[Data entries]
-------------------------
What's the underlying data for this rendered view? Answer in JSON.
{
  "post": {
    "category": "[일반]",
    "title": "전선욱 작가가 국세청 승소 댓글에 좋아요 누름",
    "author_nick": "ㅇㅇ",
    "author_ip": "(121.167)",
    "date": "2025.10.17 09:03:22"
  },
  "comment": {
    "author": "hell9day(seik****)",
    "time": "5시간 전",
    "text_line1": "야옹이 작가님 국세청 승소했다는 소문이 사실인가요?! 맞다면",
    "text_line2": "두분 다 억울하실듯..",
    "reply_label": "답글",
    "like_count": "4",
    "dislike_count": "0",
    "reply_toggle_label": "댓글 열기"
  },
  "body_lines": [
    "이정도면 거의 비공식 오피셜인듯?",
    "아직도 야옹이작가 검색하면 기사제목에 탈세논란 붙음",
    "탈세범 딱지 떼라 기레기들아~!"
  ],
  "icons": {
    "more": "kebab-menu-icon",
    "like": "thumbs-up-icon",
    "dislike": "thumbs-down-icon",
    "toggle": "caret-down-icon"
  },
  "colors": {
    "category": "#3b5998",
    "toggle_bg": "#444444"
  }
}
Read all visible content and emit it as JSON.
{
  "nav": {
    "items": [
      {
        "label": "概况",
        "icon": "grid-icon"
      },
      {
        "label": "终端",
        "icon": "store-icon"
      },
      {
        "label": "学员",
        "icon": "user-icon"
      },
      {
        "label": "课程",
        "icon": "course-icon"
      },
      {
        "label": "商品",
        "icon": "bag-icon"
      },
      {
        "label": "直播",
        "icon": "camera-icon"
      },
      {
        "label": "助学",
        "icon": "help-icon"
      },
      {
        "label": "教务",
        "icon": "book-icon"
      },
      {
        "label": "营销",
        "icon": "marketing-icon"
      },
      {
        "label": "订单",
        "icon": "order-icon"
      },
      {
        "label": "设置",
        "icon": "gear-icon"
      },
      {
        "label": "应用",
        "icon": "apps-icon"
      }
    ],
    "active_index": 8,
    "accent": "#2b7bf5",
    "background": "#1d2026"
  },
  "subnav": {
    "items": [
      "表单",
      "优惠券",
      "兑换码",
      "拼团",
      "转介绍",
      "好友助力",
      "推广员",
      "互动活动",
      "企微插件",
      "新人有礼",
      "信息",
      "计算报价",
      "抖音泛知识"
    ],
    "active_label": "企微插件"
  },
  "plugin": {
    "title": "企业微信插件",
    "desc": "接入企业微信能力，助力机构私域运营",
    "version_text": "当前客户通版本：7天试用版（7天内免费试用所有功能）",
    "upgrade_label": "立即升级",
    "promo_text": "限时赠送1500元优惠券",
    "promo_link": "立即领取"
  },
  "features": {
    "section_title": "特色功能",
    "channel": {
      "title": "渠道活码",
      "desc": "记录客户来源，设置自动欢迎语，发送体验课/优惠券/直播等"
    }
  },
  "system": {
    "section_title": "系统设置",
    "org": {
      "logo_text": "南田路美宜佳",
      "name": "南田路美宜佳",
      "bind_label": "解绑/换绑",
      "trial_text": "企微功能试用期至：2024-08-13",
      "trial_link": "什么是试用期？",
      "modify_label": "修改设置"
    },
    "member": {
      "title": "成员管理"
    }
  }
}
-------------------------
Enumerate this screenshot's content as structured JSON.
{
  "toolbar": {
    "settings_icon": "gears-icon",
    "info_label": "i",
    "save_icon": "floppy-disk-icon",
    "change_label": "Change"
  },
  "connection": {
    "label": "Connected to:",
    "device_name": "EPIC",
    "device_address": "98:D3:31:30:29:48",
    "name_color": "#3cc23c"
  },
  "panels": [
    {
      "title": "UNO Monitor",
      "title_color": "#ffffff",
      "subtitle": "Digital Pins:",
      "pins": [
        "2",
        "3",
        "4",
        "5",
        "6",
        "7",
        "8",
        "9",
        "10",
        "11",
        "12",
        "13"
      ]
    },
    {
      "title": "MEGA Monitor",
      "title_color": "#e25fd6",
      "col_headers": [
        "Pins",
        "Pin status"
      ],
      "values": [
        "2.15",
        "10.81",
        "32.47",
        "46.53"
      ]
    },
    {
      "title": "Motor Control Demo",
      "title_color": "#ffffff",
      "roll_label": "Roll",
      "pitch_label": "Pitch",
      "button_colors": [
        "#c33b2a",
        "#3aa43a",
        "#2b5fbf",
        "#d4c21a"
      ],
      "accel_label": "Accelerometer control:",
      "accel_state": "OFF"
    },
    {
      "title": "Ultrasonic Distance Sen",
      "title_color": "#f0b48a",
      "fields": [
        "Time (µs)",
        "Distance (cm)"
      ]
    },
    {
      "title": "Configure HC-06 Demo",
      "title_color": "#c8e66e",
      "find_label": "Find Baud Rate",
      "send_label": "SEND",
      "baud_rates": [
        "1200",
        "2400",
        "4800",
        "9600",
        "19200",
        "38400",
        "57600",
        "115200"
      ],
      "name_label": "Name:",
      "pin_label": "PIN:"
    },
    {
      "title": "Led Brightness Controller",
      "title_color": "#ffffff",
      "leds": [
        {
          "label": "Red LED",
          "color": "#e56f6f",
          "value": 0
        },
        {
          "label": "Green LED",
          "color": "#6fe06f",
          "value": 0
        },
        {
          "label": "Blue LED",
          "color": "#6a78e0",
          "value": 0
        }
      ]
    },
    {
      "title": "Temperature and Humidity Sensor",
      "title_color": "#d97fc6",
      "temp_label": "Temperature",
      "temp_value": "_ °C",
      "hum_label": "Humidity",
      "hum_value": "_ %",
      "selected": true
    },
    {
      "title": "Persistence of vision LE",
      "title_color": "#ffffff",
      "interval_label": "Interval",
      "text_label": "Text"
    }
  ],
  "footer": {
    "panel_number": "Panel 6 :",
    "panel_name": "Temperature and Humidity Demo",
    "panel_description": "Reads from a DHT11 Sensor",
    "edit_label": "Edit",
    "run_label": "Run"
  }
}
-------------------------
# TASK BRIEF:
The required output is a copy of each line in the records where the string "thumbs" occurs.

# RESPONSE BELOW:
    "like": "thumbs-up-icon",
    "dislike": "thumbs-down-icon",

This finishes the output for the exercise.